Exercise instructions:
Scan the listing below and copy each line holding the word "woman".

Input for this task:
--------
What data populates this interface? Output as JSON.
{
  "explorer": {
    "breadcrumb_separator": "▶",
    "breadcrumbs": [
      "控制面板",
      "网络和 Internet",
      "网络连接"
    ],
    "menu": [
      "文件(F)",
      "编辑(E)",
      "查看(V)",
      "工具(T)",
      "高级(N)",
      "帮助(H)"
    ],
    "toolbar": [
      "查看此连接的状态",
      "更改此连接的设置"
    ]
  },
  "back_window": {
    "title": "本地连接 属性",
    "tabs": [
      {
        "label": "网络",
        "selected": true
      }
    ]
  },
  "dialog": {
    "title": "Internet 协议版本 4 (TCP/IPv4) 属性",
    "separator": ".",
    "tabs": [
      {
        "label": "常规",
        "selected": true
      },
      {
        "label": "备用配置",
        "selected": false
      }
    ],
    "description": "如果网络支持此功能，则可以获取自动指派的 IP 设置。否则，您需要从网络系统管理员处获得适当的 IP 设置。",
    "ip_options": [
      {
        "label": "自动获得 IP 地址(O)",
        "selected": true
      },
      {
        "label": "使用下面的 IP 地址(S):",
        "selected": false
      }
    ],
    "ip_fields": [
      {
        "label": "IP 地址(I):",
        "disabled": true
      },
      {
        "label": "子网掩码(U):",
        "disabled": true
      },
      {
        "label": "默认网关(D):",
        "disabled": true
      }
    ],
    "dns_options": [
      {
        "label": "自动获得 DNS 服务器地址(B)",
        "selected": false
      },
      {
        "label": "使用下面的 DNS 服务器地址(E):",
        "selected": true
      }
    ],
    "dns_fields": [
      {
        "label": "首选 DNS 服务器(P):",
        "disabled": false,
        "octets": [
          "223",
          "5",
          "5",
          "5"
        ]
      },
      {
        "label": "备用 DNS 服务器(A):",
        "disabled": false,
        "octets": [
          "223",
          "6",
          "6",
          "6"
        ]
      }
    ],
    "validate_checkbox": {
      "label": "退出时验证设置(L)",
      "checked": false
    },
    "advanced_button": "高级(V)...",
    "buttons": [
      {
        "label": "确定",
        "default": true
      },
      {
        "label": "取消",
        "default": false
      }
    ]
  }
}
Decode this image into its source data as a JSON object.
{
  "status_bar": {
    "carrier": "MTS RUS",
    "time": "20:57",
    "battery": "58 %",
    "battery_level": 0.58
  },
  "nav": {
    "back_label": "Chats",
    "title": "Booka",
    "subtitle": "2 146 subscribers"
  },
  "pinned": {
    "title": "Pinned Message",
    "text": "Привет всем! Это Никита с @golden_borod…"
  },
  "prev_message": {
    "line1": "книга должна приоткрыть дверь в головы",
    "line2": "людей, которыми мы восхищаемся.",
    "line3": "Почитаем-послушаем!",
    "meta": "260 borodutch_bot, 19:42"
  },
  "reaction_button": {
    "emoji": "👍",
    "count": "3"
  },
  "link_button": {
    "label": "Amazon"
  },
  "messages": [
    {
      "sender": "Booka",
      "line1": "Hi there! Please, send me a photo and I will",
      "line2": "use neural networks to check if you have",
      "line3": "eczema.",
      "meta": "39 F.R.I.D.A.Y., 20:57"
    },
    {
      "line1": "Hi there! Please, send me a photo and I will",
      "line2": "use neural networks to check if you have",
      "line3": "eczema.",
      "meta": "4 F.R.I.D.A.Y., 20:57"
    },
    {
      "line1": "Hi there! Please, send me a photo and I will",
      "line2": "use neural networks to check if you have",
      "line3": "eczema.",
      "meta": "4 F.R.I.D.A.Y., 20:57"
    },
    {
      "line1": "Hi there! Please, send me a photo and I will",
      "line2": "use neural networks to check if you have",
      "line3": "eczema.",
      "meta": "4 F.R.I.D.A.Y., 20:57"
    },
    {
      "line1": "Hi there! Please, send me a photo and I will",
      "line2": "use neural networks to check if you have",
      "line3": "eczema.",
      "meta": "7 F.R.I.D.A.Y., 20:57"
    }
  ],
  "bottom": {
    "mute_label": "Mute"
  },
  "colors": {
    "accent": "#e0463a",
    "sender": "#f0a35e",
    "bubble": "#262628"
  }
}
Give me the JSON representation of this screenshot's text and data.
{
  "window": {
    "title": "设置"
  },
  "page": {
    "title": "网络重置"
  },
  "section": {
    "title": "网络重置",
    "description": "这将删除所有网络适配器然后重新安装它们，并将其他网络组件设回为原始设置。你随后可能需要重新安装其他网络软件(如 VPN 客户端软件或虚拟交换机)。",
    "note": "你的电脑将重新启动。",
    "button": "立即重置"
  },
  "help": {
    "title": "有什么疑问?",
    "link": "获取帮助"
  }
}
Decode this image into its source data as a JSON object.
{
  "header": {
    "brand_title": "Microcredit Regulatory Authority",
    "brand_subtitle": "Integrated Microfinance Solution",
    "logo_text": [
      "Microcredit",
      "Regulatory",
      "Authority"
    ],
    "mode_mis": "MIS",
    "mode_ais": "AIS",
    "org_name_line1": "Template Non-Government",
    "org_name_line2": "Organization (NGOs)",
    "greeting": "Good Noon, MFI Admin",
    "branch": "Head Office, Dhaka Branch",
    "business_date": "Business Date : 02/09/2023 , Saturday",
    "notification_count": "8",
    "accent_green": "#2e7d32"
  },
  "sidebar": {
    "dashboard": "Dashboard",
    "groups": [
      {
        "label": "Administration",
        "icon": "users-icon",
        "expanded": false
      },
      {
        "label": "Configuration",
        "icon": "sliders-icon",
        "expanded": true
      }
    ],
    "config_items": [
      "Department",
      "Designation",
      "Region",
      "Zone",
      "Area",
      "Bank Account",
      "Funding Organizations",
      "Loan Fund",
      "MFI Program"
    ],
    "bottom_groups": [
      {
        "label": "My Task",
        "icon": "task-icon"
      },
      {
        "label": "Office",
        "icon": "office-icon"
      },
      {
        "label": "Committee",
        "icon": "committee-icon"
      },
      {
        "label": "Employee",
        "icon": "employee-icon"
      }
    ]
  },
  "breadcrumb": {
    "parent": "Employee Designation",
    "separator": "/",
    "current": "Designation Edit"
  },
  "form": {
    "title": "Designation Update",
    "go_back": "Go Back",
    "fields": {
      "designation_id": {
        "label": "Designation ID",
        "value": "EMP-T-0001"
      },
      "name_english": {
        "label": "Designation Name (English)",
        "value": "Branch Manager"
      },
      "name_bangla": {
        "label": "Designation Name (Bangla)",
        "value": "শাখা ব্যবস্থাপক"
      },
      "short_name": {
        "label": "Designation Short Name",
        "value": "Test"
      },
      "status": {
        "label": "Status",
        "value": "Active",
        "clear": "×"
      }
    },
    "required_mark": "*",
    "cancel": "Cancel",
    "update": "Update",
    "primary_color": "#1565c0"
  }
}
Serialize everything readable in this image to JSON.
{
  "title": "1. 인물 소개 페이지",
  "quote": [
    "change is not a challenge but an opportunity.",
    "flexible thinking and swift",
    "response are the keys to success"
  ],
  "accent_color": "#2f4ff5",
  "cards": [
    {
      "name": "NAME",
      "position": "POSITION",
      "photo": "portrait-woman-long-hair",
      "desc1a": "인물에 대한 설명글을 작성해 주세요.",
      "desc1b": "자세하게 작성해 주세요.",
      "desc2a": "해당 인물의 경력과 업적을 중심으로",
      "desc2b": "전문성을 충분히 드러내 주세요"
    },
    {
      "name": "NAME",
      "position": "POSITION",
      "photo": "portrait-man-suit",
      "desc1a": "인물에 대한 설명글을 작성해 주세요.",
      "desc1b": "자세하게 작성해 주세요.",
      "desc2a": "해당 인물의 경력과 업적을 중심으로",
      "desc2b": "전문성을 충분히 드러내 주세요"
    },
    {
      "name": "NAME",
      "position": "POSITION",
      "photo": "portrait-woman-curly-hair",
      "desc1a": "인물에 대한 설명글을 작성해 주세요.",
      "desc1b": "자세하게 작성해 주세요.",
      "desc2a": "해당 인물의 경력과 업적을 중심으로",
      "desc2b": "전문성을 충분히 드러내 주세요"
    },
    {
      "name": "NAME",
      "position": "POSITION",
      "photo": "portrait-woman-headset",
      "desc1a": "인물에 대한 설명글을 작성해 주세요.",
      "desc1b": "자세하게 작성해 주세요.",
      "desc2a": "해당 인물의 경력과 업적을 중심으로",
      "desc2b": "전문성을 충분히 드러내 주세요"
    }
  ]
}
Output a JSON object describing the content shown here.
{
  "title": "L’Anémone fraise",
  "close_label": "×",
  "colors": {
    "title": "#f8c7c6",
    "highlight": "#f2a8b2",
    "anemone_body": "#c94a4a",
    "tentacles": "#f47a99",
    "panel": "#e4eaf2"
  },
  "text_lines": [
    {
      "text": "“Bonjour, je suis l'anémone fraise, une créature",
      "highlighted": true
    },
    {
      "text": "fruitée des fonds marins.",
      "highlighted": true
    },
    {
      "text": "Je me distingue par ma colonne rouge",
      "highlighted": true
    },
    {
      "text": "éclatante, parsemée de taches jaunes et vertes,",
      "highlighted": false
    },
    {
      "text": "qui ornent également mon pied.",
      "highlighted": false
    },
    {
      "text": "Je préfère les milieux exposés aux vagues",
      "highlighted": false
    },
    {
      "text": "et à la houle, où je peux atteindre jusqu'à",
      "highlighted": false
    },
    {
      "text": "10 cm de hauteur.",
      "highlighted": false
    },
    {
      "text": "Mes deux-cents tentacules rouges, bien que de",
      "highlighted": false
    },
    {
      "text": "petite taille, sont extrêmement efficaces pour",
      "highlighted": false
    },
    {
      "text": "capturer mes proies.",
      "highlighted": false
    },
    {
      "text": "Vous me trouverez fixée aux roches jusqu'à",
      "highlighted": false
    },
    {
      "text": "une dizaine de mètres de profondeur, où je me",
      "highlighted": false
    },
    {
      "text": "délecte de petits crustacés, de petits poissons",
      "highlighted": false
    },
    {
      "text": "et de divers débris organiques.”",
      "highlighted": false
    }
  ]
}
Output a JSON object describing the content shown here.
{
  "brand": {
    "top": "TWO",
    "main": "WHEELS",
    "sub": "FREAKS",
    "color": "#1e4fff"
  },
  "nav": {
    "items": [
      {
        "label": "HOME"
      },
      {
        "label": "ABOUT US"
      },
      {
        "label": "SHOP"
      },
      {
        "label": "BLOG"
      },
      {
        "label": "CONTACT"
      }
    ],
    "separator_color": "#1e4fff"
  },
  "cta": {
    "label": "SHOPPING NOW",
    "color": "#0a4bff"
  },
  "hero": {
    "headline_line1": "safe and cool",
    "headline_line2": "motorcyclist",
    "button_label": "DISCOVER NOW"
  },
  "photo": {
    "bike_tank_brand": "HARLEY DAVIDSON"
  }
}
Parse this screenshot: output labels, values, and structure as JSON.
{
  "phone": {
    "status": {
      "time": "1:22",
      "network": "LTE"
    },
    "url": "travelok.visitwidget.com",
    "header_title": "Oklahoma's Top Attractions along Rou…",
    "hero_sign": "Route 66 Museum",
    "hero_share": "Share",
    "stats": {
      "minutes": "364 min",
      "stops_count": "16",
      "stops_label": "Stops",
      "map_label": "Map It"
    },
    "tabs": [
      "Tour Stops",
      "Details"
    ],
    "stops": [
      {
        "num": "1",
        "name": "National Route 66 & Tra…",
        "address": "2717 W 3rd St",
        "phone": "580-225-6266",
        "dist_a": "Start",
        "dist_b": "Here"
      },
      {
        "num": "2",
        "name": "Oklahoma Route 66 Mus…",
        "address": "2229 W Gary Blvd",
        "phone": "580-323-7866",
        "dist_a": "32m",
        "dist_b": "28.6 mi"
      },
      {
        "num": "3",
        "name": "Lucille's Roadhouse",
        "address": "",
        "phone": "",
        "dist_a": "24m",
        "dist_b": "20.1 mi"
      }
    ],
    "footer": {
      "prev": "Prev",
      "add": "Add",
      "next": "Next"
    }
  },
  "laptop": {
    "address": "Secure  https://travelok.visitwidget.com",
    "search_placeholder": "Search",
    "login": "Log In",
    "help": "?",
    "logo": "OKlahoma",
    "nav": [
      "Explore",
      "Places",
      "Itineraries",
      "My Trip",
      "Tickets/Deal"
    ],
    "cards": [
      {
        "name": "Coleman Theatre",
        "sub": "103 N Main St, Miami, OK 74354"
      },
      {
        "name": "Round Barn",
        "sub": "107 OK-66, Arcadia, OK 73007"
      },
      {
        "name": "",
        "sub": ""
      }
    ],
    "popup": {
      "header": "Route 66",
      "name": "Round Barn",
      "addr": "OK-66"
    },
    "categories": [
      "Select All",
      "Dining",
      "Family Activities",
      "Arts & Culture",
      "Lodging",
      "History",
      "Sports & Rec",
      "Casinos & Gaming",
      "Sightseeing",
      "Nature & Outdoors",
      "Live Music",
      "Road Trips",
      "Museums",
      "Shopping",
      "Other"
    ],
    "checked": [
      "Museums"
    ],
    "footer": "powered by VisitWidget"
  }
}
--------
Answer:
      "photo": "portrait-woman-long-hair",
      "photo": "portrait-woman-curly-hair",
      "photo": "portrait-woman-headset",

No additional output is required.